Action item:
Write out each entry word for word.

Data listing:
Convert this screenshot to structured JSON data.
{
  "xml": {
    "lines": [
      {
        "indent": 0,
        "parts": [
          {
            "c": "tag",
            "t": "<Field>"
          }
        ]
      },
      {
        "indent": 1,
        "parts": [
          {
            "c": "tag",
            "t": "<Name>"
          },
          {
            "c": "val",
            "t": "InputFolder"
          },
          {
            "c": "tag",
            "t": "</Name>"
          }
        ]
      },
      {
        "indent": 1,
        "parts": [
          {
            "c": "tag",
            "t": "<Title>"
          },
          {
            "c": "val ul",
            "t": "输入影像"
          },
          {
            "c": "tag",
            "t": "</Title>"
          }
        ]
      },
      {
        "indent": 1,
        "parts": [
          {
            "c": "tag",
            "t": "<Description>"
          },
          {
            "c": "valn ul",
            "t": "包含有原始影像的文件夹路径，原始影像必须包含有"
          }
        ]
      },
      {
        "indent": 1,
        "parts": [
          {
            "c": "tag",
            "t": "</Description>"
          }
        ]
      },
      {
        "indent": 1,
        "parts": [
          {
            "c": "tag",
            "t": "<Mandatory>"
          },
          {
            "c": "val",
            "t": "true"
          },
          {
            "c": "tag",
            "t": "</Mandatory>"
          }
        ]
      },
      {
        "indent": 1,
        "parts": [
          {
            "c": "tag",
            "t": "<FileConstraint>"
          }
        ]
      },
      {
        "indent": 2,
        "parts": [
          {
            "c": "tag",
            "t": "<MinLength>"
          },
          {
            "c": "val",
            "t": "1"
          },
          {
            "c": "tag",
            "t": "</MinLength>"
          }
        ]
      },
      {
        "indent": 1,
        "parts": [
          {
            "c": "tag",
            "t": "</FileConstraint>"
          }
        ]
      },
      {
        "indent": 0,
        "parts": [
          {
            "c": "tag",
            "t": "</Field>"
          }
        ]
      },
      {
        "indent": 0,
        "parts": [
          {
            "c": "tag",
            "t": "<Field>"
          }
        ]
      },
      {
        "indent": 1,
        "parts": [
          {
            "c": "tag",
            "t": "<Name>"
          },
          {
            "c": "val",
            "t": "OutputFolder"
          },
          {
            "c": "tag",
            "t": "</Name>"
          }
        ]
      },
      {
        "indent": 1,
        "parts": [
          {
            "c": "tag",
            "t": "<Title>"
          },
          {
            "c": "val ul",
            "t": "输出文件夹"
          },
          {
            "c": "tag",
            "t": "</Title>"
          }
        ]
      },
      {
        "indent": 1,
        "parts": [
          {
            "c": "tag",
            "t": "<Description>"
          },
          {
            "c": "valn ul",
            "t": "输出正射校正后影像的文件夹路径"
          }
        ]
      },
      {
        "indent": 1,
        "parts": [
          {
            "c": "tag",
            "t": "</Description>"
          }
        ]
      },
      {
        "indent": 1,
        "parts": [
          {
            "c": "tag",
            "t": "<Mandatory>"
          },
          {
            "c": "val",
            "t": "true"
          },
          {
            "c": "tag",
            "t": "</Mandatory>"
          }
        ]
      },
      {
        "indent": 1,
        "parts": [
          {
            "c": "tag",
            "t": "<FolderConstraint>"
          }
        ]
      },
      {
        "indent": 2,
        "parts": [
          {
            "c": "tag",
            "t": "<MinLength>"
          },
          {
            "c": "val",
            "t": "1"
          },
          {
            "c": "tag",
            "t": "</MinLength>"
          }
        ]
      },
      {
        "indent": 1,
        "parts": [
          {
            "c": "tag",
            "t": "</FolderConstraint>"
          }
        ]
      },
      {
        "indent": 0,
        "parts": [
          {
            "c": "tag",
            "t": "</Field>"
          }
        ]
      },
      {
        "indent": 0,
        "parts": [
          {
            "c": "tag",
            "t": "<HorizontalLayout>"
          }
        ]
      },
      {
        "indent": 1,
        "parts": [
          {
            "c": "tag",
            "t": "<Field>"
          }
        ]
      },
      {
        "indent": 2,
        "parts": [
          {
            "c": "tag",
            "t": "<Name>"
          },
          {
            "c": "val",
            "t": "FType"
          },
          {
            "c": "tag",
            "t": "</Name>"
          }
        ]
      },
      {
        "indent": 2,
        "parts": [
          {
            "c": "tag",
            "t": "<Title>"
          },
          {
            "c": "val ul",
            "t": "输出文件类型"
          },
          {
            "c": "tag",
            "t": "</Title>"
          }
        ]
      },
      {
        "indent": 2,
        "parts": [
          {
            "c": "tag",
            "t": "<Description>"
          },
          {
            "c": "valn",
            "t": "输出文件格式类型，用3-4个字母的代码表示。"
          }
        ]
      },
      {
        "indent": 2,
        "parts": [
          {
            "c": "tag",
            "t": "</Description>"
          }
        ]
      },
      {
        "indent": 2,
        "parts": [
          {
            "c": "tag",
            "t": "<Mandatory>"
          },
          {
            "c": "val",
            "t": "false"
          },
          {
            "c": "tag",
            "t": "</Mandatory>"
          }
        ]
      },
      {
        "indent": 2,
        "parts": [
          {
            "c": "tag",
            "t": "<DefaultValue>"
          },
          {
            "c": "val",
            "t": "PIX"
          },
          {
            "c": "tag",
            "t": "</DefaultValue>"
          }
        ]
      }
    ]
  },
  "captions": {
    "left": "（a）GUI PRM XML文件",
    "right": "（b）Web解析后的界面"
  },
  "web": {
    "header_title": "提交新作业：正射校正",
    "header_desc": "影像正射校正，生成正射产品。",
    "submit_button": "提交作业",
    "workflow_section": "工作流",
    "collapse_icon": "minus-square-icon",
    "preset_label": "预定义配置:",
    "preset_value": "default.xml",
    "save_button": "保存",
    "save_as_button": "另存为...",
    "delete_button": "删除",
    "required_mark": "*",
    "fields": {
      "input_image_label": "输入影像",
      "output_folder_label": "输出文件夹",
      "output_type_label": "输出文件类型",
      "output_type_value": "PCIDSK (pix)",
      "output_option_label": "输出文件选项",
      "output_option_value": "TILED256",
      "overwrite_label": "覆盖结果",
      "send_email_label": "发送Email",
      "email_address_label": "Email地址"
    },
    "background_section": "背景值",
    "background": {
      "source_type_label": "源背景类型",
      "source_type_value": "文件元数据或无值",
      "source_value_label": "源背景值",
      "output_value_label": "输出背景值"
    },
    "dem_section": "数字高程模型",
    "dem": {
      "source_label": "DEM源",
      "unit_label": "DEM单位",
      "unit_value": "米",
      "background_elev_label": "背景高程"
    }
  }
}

Written solution:
Convert this screenshot to structured JSON data.
{
  "xml": {
    "lines": [
      {
        "indent": 0,
        "parts": [
          {
            "c": "tag",
            "t": "<Field>"
          }
        ]
      },
      {
        "indent": 1,
        "parts": [
          {
            "c": "tag",
            "t": "<Name>"
          },
          {
            "c": "val",
            "t": "InputFolder"
          },
          {
            "c": "tag",
            "t": "</Name>"
          }
        ]
      },
      {
        "indent": 1,
        "parts": [
          {
            "c": "tag",
            "t": "<Title>"
          },
          {
            "c": "val ul",
            "t": "输入影像"
          },
          {
            "c": "tag",
            "t": "</Title>"
          }
        ]
      },
      {
        "indent": 1,
        "parts": [
          {
            "c": "tag",
            "t": "<Description>"
          },
          {
            "c": "valn ul",
            "t": "包含有原始影像的文件夹路径，原始影像必须包含有"
          }
        ]
      },
      {
        "indent": 1,
        "parts": [
          {
            "c": "tag",
            "t": "</Description>"
          }
        ]
      },
      {
        "indent": 1,
        "parts": [
          {
            "c": "tag",
            "t": "<Mandatory>"
          },
          {
            "c": "val",
            "t": "true"
          },
          {
            "c": "tag",
            "t": "</Mandatory>"
          }
        ]
      },
      {
        "indent": 1,
        "parts": [
          {
            "c": "tag",
            "t": "<FileConstraint>"
          }
        ]
      },
      {
        "indent": 2,
        "parts": [
          {
            "c": "tag",
            "t": "<MinLength>"
          },
          {
            "c": "val",
            "t": "1"
          },
          {
            "c": "tag",
            "t": "</MinLength>"
          }
        ]
      },
      {
        "indent": 1,
        "parts": [
          {
            "c": "tag",
            "t": "</FileConstraint>"
          }
        ]
      },
      {
        "indent": 0,
        "parts": [
          {
            "c": "tag",
            "t": "</Field>"
          }
        ]
      },
      {
        "indent": 0,
        "parts": [
          {
            "c": "tag",
            "t": "<Field>"
          }
        ]
      },
      {
        "indent": 1,
        "parts": [
          {
            "c": "tag",
            "t": "<Name>"
          },
          {
            "c": "val",
            "t": "OutputFolder"
          },
          {
            "c": "tag",
            "t": "</Name>"
          }
        ]
      },
      {
        "indent": 1,
        "parts": [
          {
            "c": "tag",
            "t": "<Title>"
          },
          {
            "c": "val ul",
            "t": "输出文件夹"
          },
          {
            "c": "tag",
            "t": "</Title>"
          }
        ]
      },
      {
        "indent": 1,
        "parts": [
          {
            "c": "tag",
            "t": "<Description>"
          },
          {
            "c": "valn ul",
            "t": "输出正射校正后影像的文件夹路径"
          }
        ]
      },
      {
        "indent": 1,
        "parts": [
          {
            "c": "tag",
            "t": "</Description>"
          }
        ]
      },
      {
        "indent": 1,
        "parts": [
          {
            "c": "tag",
            "t": "<Mandatory>"
          },
          {
            "c": "val",
            "t": "true"
          },
          {
            "c": "tag",
            "t": "</Mandatory>"
          }
        ]
      },
      {
        "indent": 1,
        "parts": [
          {
            "c": "tag",
            "t": "<FolderConstraint>"
          }
        ]
      },
      {
        "indent": 2,
        "parts": [
          {
            "c": "tag",
            "t": "<MinLength>"
          },
          {
            "c": "val",
            "t": "1"
          },
          {
            "c": "tag",
            "t": "</MinLength>"
          }
        ]
      },
      {
        "indent": 1,
        "parts": [
          {
            "c": "tag",
            "t": "</FolderConstraint>"
          }
        ]
      },
      {
        "indent": 0,
        "parts": [
          {
            "c": "tag",
            "t": "</Field>"
          }
        ]
      },
      {
        "indent": 0,
        "parts": [
          {
            "c": "tag",
            "t": "<HorizontalLayout>"
          }
        ]
      },
      {
        "indent": 1,
        "parts": [
          {
            "c": "tag",
            "t": "<Field>"
          }
        ]
      },
      {
        "indent": 2,
        "parts": [
          {
            "c": "tag",
            "t": "<Name>"
          },
          {
            "c": "val",
            "t": "FType"
          },
          {
            "c": "tag",
            "t": "</Name>"
          }
        ]
      },
      {
        "indent": 2,
        "parts": [
          {
            "c": "tag",
            "t": "<Title>"
          },
          {
            "c": "val ul",
            "t": "输出文件类型"
          },
          {
            "c": "tag",
            "t": "</Title>"
          }
        ]
      },
      {
        "indent": 2,
        "parts": [
          {
            "c": "tag",
            "t": "<Description>"
          },
          {
            "c": "valn",
            "t": "输出文件格式类型，用3-4个字母的代码表示。"
          }
        ]
      },
      {
        "indent": 2,
        "parts": [
          {
            "c": "tag",
            "t": "</Description>"
          }
        ]
      },
      {
        "indent": 2,
        "parts": [
          {
            "c": "tag",
            "t": "<Mandatory>"
          },
          {
            "c": "val",
            "t": "false"
          },
          {
            "c": "tag",
            "t": "</Mandatory>"
          }
        ]
      },
      {
        "indent": 2,
        "parts": [
          {
            "c": "tag",
            "t": "<DefaultValue>"
          },
          {
            "c": "val",
            "t": "PIX"
          },
          {
            "c": "tag",
            "t": "</DefaultValue>"
          }
        ]
      }
    ]
  },
  "captions": {
    "left": "（a）GUI PRM XML文件",
    "right": "（b）Web解析后的界面"
  },
  "web": {
    "header_title": "提交新作业：正射校正",
    "header_desc": "影像正射校正，生成正射产品。",
    "submit_button": "提交作业",
    "workflow_section": "工作流",
    "collapse_icon": "minus-square-icon",
    "preset_label": "预定义配置:",
    "preset_value": "default.xml",
    "save_button": "保存",
    "save_as_button": "另存为...",
    "delete_button": "删除",
    "required_mark": "*",
    "fields": {
      "input_image_label": "输入影像",
      "output_folder_label": "输出文件夹",
      "output_type_label": "输出文件类型",
      "output_type_value": "PCIDSK (pix)",
      "output_option_label": "输出文件选项",
      "output_option_value": "TILED256",
      "overwrite_label": "覆盖结果",
      "send_email_label": "发送Email",
      "email_address_label": "Email地址"
    },
    "background_section": "背景值",
    "background": {
      "source_type_label": "源背景类型",
      "source_type_value": "文件元数据或无值",
      "source_value_label": "源背景值",
      "output_value_label": "输出背景值"
    },
    "dem_section": "数字高程模型",
    "dem": {
      "source_label": "DEM源",
      "unit_label": "DEM单位",
      "unit_value": "米",
      "background_elev_label": "背景高程"
    }
  }
}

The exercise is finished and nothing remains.